150 years of public education in Victoria

In 2022 we mark 150 years of public education in Victoria. Let's celebrate a shared belief that every child deserves a high-quality education, regardless of background or economic circumstance.

As Victorians, there is a long-held belief that every child deserves a high-quality education, regardless of their background. It is a belief worth acknowledging and celebrating, so come and celebrate with us.

Why is the anniversary important?

  • The Education Act of 1872 was the first of its kind in the world.
  • The first in the Australian colonies.
  • Education was free and compulsory, so the whole community would benefit.
  • All children aged 6-15 years had to attend school unless they had a reasonable excuse.
  • Education was secular. That meant there was no control by any church.
  • In the last 150 years, a lot has changed. But public education remains a vital part of the Victorian community. This includes our schools, TAFES, kindergartens, libraries and archives.
  • Victoria's oldest school - which is still in operation today - in Bacchus Marsh Primary School. It was built in the traditional Country of the Wada Wurrung people and opened in 1850. Europeans first arrived in the Country of the Wurundjeri Woi Wurrung and Bunurong peoples 15 years earlier in 1835. This area is now known as greater Melbourne.

Education Week 2022

This year, Education Week will focus on 150 years of public education. This will be an opportunity for all schools to commemorate the past, celebrate the present and imagine the future of education. Resources will be available to help schools and local history organisations record or update their own histories.

Education Week 2022 graphic showing children going to school

How to get involved

Throughout 2022, many stories will be told of Victoria's history of great education over the last 150 years. We will share stories, videos and artefacts that will be available on our website and our social media. For example, you will be able to learn more about Koorie education and the Koorie education workforce who have led the way. You can also discover how the role of women in education has changed over the last 150 years.

We are also digitally preserving the historical records of the 483 Victorian schools that have been in existence since 1872. In the coming months, each of these schools will have a school profile with a short history and a selection of their archived records available to view.

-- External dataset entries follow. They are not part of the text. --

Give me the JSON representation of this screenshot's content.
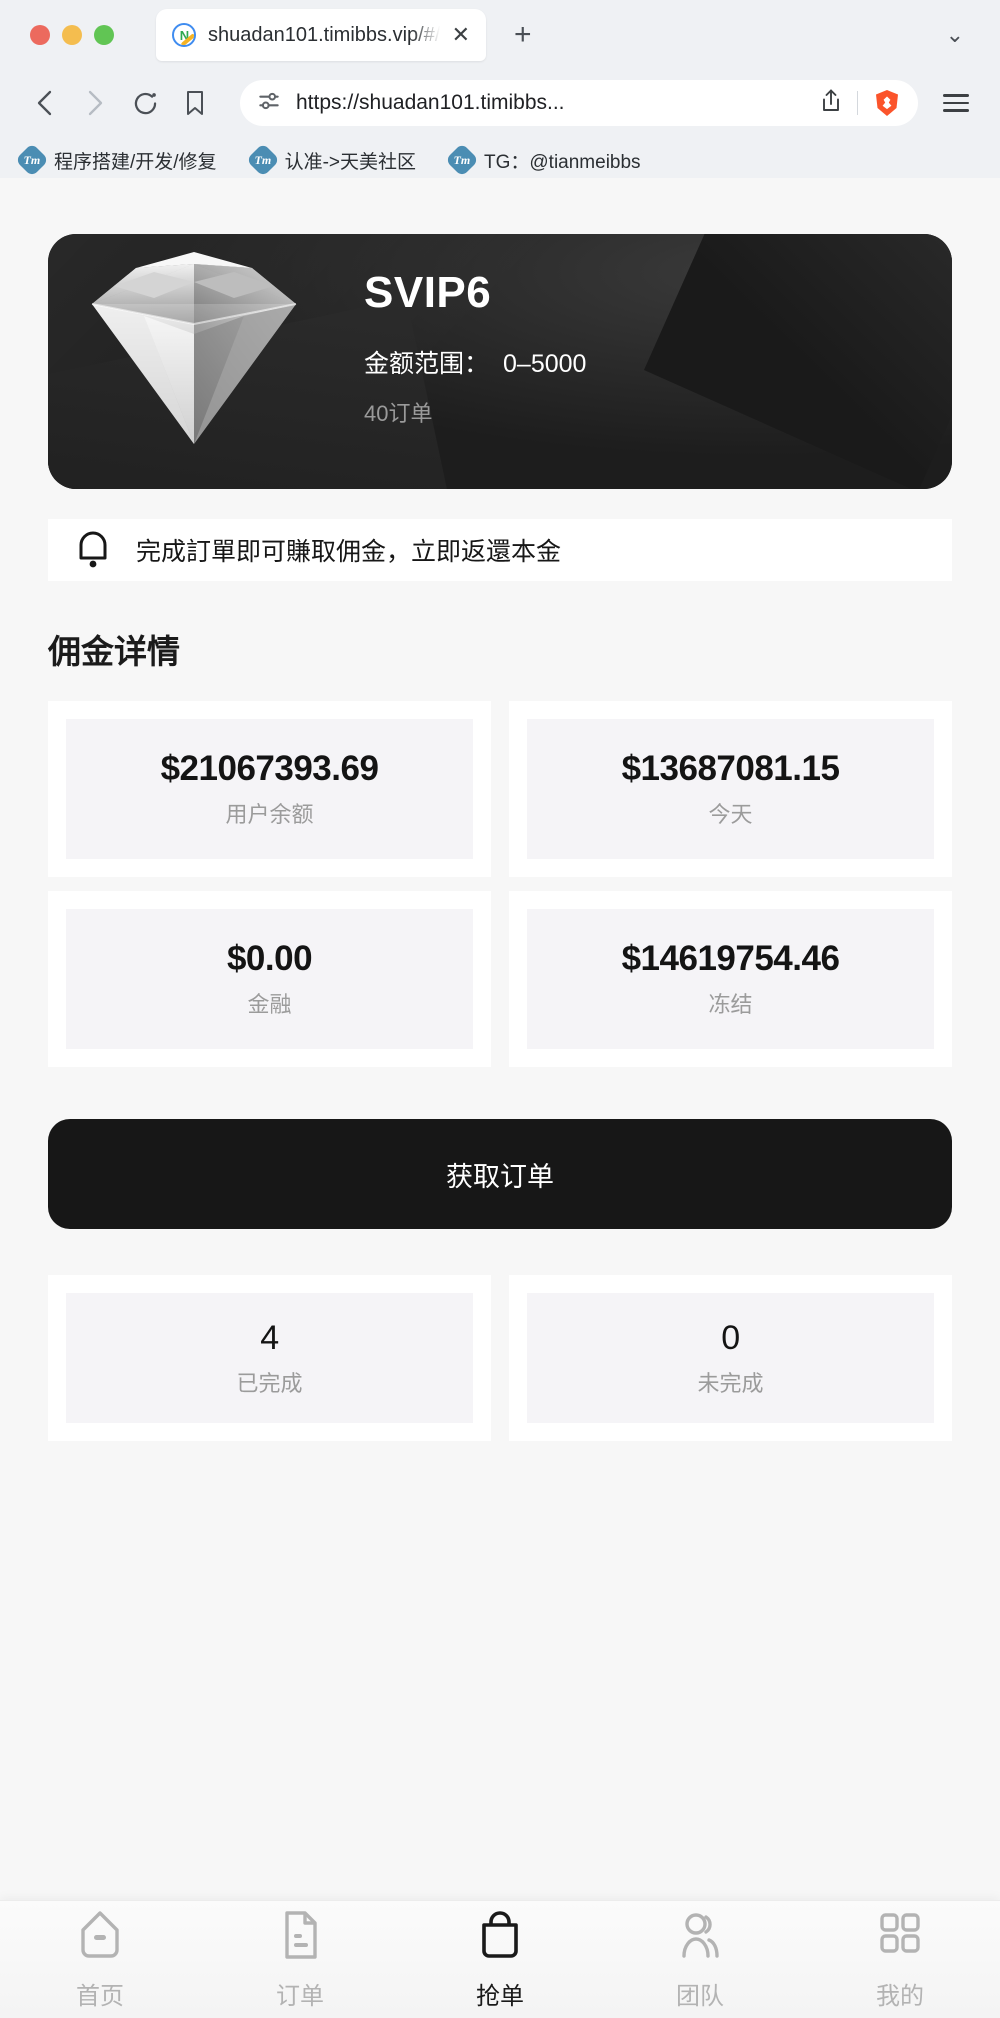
{
  "browser": {
    "tab": {
      "title": "shuadan101.timibbs.vip/#/pag",
      "favicon": "app-logo-icon",
      "close_label": "✕",
      "newtab_label": "+",
      "tab_list_chevron": "⌄"
    },
    "toolbar": {
      "back": "‹",
      "forward": "›",
      "reload": "reload-icon",
      "bookmark": "bookmark-icon",
      "permissions": "site-settings-icon",
      "url": "https://shuadan101.timibbs...",
      "share": "share-icon",
      "shield": "brave-shield-icon",
      "menu": "hamburger-menu-icon"
    },
    "bookmarks": [
      {
        "icon": "Tm",
        "label": "程序搭建/开发/修复"
      },
      {
        "icon": "Tm",
        "label": "认准->天美社区"
      },
      {
        "icon": "Tm",
        "label": "TG：@tianmeibbs"
      }
    ]
  },
  "page": {
    "vip_card": {
      "gem_icon": "diamond-icon",
      "level": "SVIP6",
      "range_label": "金额范围：",
      "range_value": "0–5000",
      "orders": "40订单"
    },
    "notice": {
      "icon": "bell-icon",
      "text": "完成訂單即可賺取佣金，立即返還本金"
    },
    "section_title": "佣金详情",
    "stats": [
      {
        "value": "$21067393.69",
        "label": "用户余额"
      },
      {
        "value": "$13687081.15",
        "label": "今天"
      },
      {
        "value": "$0.00",
        "label": "金融"
      },
      {
        "value": "$14619754.46",
        "label": "冻结"
      }
    ],
    "cta_label": "获取订单",
    "order_stats": [
      {
        "value": "4",
        "label": "已完成"
      },
      {
        "value": "0",
        "label": "未完成"
      }
    ],
    "bottom_nav": [
      {
        "icon": "home-icon",
        "label": "首页",
        "active": false
      },
      {
        "icon": "document-icon",
        "label": "订单",
        "active": false
      },
      {
        "icon": "bag-icon",
        "label": "抢单",
        "active": true
      },
      {
        "icon": "people-icon",
        "label": "团队",
        "active": false
      },
      {
        "icon": "grid-icon",
        "label": "我的",
        "active": false
      }
    ]
  },
  "colors": {
    "dark": "#171717",
    "page_bg": "#f7f7f7",
    "card_bg": "#f5f4f7",
    "muted": "#9b9b9b",
    "chrome_bg": "#eff1f4",
    "brave_orange": "#fb542b"
  }
}
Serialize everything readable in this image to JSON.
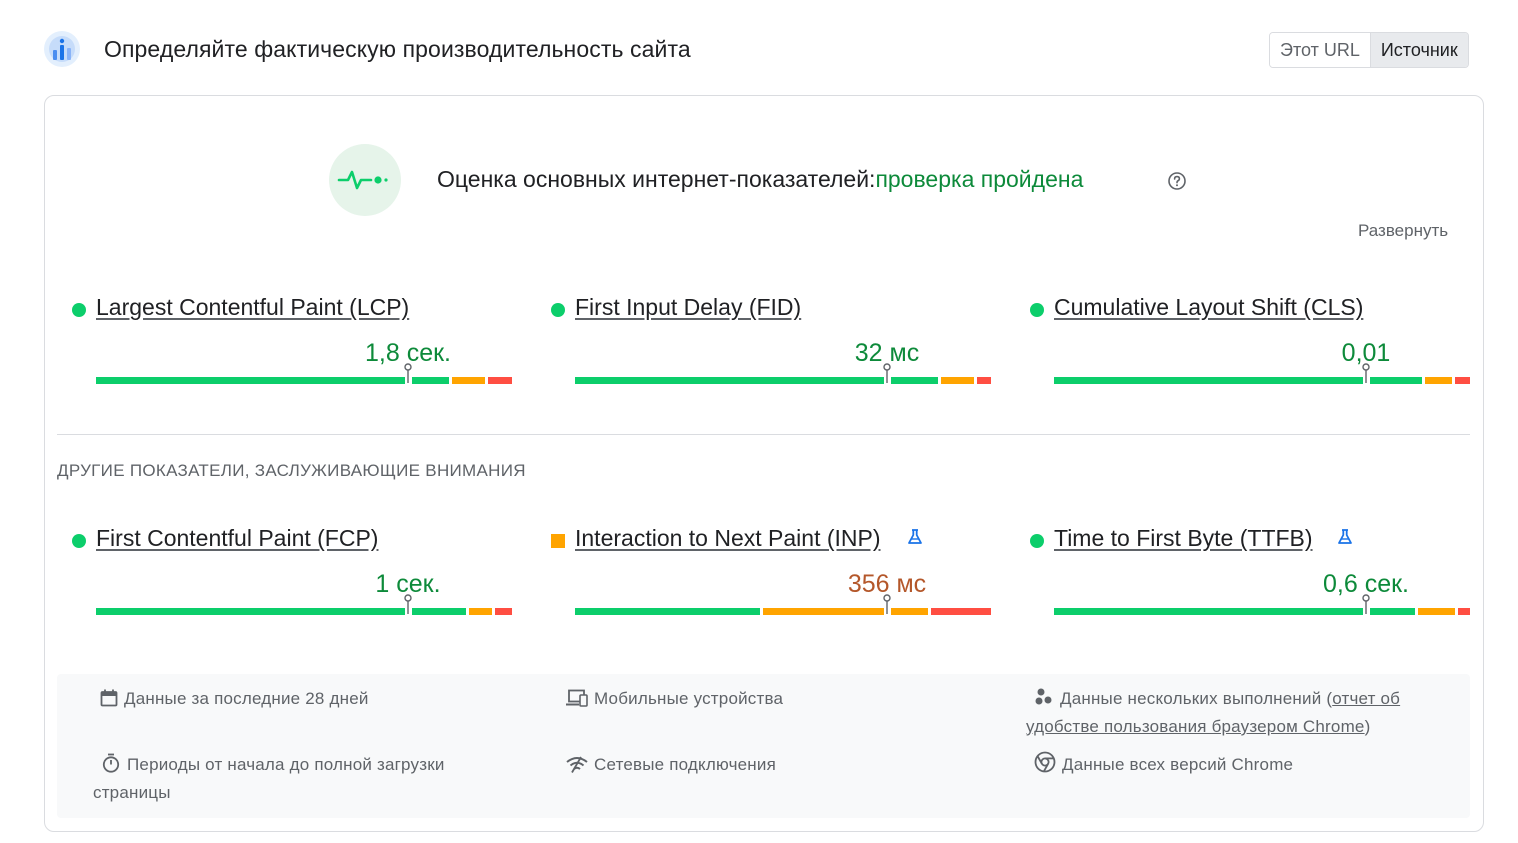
{
  "header": {
    "title": "Определяйте фактическую производительность сайта",
    "toggle": {
      "this_url": "Этот URL",
      "origin": "Источник",
      "selected": "origin"
    }
  },
  "assessment": {
    "label": "Оценка основных интернет-показателей:",
    "status": "проверка пройдена",
    "expand": "Развернуть"
  },
  "core_metrics": [
    {
      "name": "Largest Contentful Paint (LCP)",
      "value": "1,8 сек.",
      "rating": "good",
      "lab_icon": false
    },
    {
      "name": "First Input Delay (FID)",
      "value": "32 мс",
      "rating": "good",
      "lab_icon": false
    },
    {
      "name": "Cumulative Layout Shift (CLS)",
      "value": "0,01",
      "rating": "good",
      "lab_icon": false
    }
  ],
  "other_section_label": "ДРУГИЕ ПОКАЗАТЕЛИ, ЗАСЛУЖИВАЮЩИЕ ВНИМАНИЯ",
  "other_metrics": [
    {
      "name": "First Contentful Paint (FCP)",
      "value": "1 сек.",
      "rating": "good",
      "lab_icon": false
    },
    {
      "name": "Interaction to Next Paint (INP)",
      "value": "356 мс",
      "rating": "average",
      "lab_icon": true
    },
    {
      "name": "Time to First Byte (TTFB)",
      "value": "0,6 сек.",
      "rating": "good",
      "lab_icon": true
    }
  ],
  "info": {
    "period": "Данные за последние 28 дней",
    "devices": "Мобильные устройства",
    "runs_prefix": "Данные нескольких выполнений (",
    "runs_link": "отчет об удобстве пользования браузером Chrome",
    "runs_suffix": ")",
    "load": "Периоды от начала до полной загрузки страницы",
    "network": "Сетевые подключения",
    "chrome": "Данные всех версий Chrome"
  },
  "colors": {
    "good": "#0cce6b",
    "average": "#ffa400",
    "poor": "#ff4e42",
    "good_text": "#0d8a3a",
    "average_text": "#b4572a"
  }
}
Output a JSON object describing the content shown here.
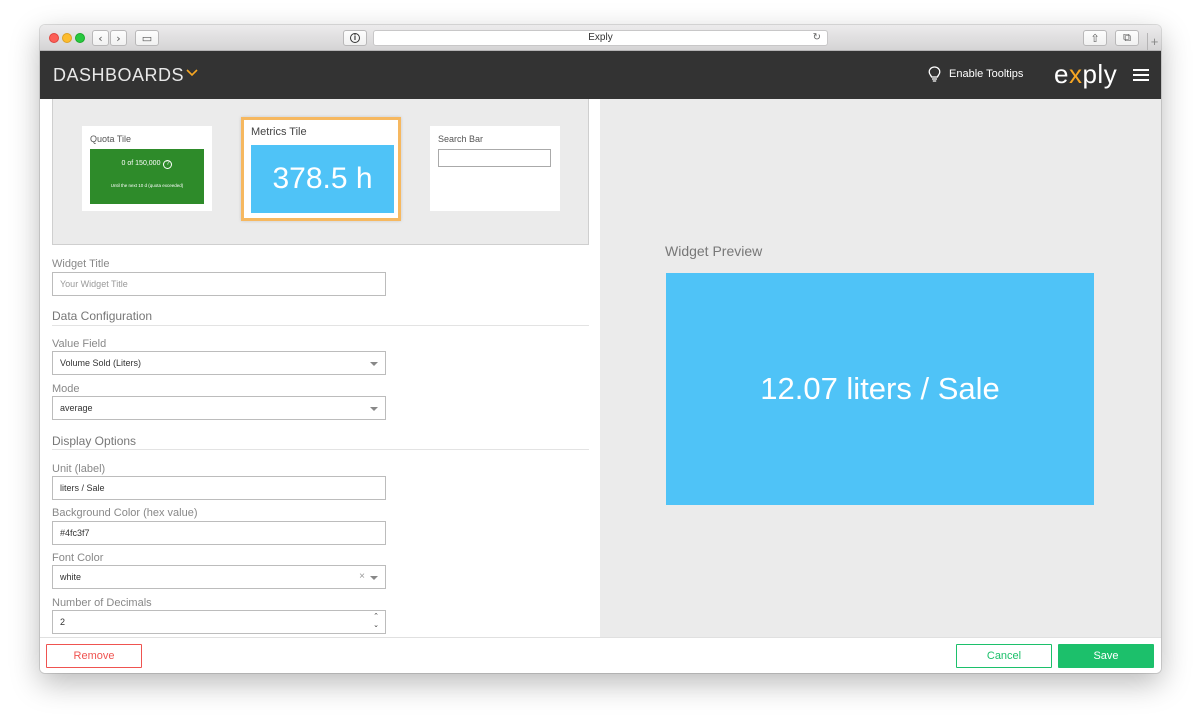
{
  "browser": {
    "url_text": "Exply",
    "reload_glyph": "↻",
    "info_glyph": "i",
    "back_glyph": "‹",
    "forward_glyph": "›",
    "sidebar_glyph": "▭",
    "share_glyph": "⇧",
    "tabs_glyph": "⧉",
    "new_tab_glyph": "+"
  },
  "header": {
    "title": "DASHBOARDS",
    "tooltips_label": "Enable Tooltips",
    "logo_pre": "e",
    "logo_x": "x",
    "logo_post": "ply",
    "colors": {
      "background": "#333333",
      "accent": "#f6a623"
    }
  },
  "tiles": {
    "quota": {
      "caption": "Quota Tile",
      "main_text": "0 of 150,000",
      "help_glyph": "?",
      "sub_text": "Until the next 10 d (quota exceeded)",
      "color": "#2e8b2a"
    },
    "metrics": {
      "caption": "Metrics Tile",
      "value": "378.5 h",
      "color": "#4fc3f7",
      "selected_border": "#f6b860"
    },
    "search": {
      "caption": "Search Bar"
    }
  },
  "form": {
    "widget_title_label": "Widget Title",
    "widget_title_placeholder": "Your Widget Title",
    "data_config_heading": "Data Configuration",
    "value_field_label": "Value Field",
    "value_field_value": "Volume Sold (Liters)",
    "mode_label": "Mode",
    "mode_value": "average",
    "display_options_heading": "Display Options",
    "unit_label": "Unit (label)",
    "unit_value": "liters / Sale",
    "bg_color_label": "Background Color (hex value)",
    "bg_color_value": "#4fc3f7",
    "font_color_label": "Font Color",
    "font_color_value": "white",
    "clear_glyph": "×",
    "decimals_label": "Number of Decimals",
    "decimals_value": "2",
    "spin_up": "⌃",
    "spin_down": "⌄"
  },
  "preview": {
    "label": "Widget Preview",
    "value_text": "12.07 liters / Sale",
    "background": "#4fc3f7",
    "font_color": "white"
  },
  "footer": {
    "remove_label": "Remove",
    "cancel_label": "Cancel",
    "save_label": "Save",
    "colors": {
      "remove": "#ef5350",
      "save": "#1cc06b"
    }
  }
}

So come celebrate with us. Bookmark this page to come back and visit throughout the year.


Can you share your school memories with us?

If you have any photos, videos or artefacts from our 150 years of public education history, please let us know by emailing your school memories.